A question was asked earlier, "if something cannot be defined, can it exist?". I would like a better answer to that question, if you would please. The question refers to the existence of a 'thing' that cannot be defined, the answer was given for an object that has not defined yet. These are not the same thing. If there is no possible way to define an object, ever, can that object exist? Can a 'thing' exist with no identity?

Your distinction between something not yet defined and something for which there could never be a definition is a reasonable one, and thus an answer that bears only on the former doesn't answer your question. Here's one possible approach. If something exists, it has some properties or other; for every property a thing might have, the thing either has it or it doesn't. If that's right, then we might say that nothing could be that thing unless it has that set of properties. And in that case, we might say that the set of properties "defines" the object, whether or not any finite list could capture all the properties. That's a rough sketch. It would need careful spelling out and it would also be subject to various objections; leave those aside. The point is that if we look at things this way, the notion of "definition" we're appealing to needn't have anything to do with how limited creature like us get a grip on the object. If this line of reasoning is correct, then nothing could exist unless...
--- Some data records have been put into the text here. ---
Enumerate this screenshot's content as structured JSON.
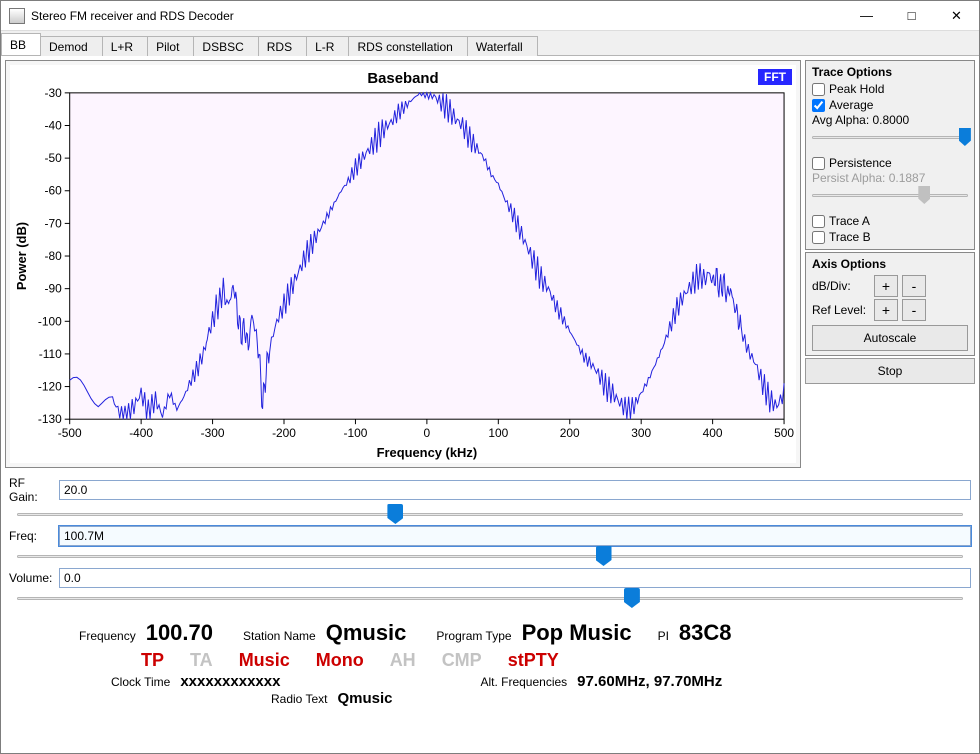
{
  "window": {
    "title": "Stereo FM receiver and RDS Decoder"
  },
  "tabs": [
    "BB",
    "Demod",
    "L+R",
    "Pilot",
    "DSBSC",
    "RDS",
    "L-R",
    "RDS constellation",
    "Waterfall"
  ],
  "active_tab": 0,
  "fft_badge": "FFT",
  "trace_options": {
    "title": "Trace Options",
    "peak_hold": {
      "label": "Peak Hold",
      "checked": false
    },
    "average": {
      "label": "Average",
      "checked": true
    },
    "avg_alpha_label": "Avg Alpha: 0.8000",
    "avg_slider_pos": 98,
    "persistence": {
      "label": "Persistence",
      "checked": false
    },
    "persist_alpha_label": "Persist Alpha: 0.1887",
    "persist_slider_pos": 72,
    "trace_a": {
      "label": "Trace A",
      "checked": false
    },
    "trace_b": {
      "label": "Trace B",
      "checked": false
    }
  },
  "axis_options": {
    "title": "Axis Options",
    "db_div_label": "dB/Div:",
    "ref_level_label": "Ref Level:",
    "autoscale": "Autoscale",
    "stop": "Stop"
  },
  "controls": {
    "rf_gain": {
      "label": "RF Gain:",
      "value": "20.0",
      "slider_pos": 40
    },
    "freq": {
      "label": "Freq:",
      "value": "100.7M",
      "slider_pos": 62
    },
    "volume": {
      "label": "Volume:",
      "value": "0.0",
      "slider_pos": 65
    }
  },
  "status": {
    "freq_label": "Frequency",
    "freq_val": "100.70",
    "station_label": "Station Name",
    "station_val": "Qmusic",
    "ptype_label": "Program Type",
    "ptype_val": "Pop Music",
    "pi_label": "PI",
    "pi_val": "83C8",
    "flags": {
      "tp": "TP",
      "ta": "TA",
      "music": "Music",
      "mono": "Mono",
      "ah": "AH",
      "cmp": "CMP",
      "stpty": "stPTY"
    },
    "clock_label": "Clock Time",
    "clock_val": "xxxxxxxxxxxx",
    "altf_label": "Alt. Frequencies",
    "altf_val": "97.60MHz, 97.70MHz",
    "radio_text_label": "Radio Text",
    "radio_text_val": "Qmusic"
  },
  "chart_data": {
    "type": "line",
    "title": "Baseband",
    "xlabel": "Frequency (kHz)",
    "ylabel": "Power (dB)",
    "xlim": [
      -500,
      500
    ],
    "ylim": [
      -130,
      -30
    ],
    "xticks": [
      -500,
      -400,
      -300,
      -200,
      -100,
      0,
      100,
      200,
      300,
      400,
      500
    ],
    "yticks": [
      -130,
      -120,
      -110,
      -100,
      -90,
      -80,
      -70,
      -60,
      -50,
      -40,
      -30
    ],
    "series": [
      {
        "name": "Baseband",
        "x": [
          -500,
          -480,
          -460,
          -440,
          -430,
          -420,
          -410,
          -400,
          -390,
          -380,
          -370,
          -360,
          -350,
          -340,
          -330,
          -320,
          -310,
          -305,
          -300,
          -295,
          -290,
          -285,
          -280,
          -275,
          -270,
          -265,
          -260,
          -255,
          -250,
          -245,
          -240,
          -235,
          -230,
          -225,
          -220,
          -210,
          -200,
          -190,
          -180,
          -170,
          -160,
          -150,
          -140,
          -130,
          -120,
          -110,
          -100,
          -90,
          -80,
          -70,
          -60,
          -50,
          -40,
          -30,
          -20,
          -10,
          0,
          10,
          20,
          30,
          40,
          50,
          60,
          70,
          80,
          90,
          100,
          110,
          120,
          130,
          140,
          150,
          160,
          170,
          180,
          190,
          200,
          210,
          220,
          230,
          240,
          250,
          260,
          270,
          280,
          290,
          300,
          310,
          320,
          330,
          340,
          350,
          360,
          370,
          380,
          390,
          395,
          400,
          405,
          410,
          415,
          420,
          425,
          430,
          435,
          440,
          450,
          460,
          470,
          480,
          490,
          500
        ],
        "y": [
          -118,
          -122,
          -126,
          -124,
          -128,
          -130,
          -126,
          -122,
          -128,
          -124,
          -129,
          -122,
          -127,
          -123,
          -118,
          -114,
          -108,
          -103,
          -100,
          -96,
          -94,
          -90,
          -95,
          -93,
          -89,
          -98,
          -104,
          -102,
          -108,
          -98,
          -103,
          -110,
          -126,
          -115,
          -108,
          -100,
          -95,
          -90,
          -85,
          -80,
          -76,
          -72,
          -68,
          -64,
          -60,
          -57,
          -53,
          -50,
          -47,
          -44,
          -41,
          -39,
          -36,
          -34,
          -32,
          -30,
          -30,
          -31,
          -33,
          -35,
          -38,
          -40,
          -44,
          -47,
          -50,
          -55,
          -58,
          -63,
          -67,
          -72,
          -77,
          -82,
          -87,
          -90,
          -95,
          -99,
          -103,
          -107,
          -111,
          -113,
          -116,
          -120,
          -122,
          -125,
          -127,
          -126,
          -122,
          -118,
          -113,
          -108,
          -102,
          -96,
          -92,
          -89,
          -86,
          -87,
          -85,
          -88,
          -86,
          -90,
          -88,
          -92,
          -90,
          -95,
          -98,
          -103,
          -109,
          -113,
          -119,
          -124,
          -126,
          -122
        ]
      }
    ]
  }
}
Some biblical scholars claim that events recorded in the bible justify them to believe that a miracle like the resurrection most likely happened. What's puzzling to me about their claim is that it seems to me the job of historians in general is to determine whether a particular event most likely happened given historical documents they have. However, even if we grant that the resurrection is possible, isn't it also true that it is an extremely unlikely event to begin with? Are these biblical scholars consistent in holding that the resurrection (a highly unlikely event) happened when the methods they employ can only be used to determine whether a particular event most likely happened?

If I have it right, your issue is with Biblical scholars who think what's recorded in the Bible justifies believing that the Resurrection (for example) " most likely happened ." But your last sentence asks whether these scholars are being consistent if they say that the resurrection happened when their methods can only establish whether an event most likely happened . So I'm a bit confused. But before we proceed, another point. You use the terms "Biblical scholar" and "historian" interchangeably. However, not all Biblical scholarship is historical scholarship, and some Biblical scholarship is unashamedly sectarian. A Biblical scholar who argues for the Resurrection (we'll stick with that case) on purely Biblical grounds would happily concede that s/he isn't offering a purely historical argument. Whether the argument is adequate or merely question-begging is a rabbit-hole we won't go down. Returning to your post, it sounds as though you're saying in your last sentence that the scholars you have...

Pages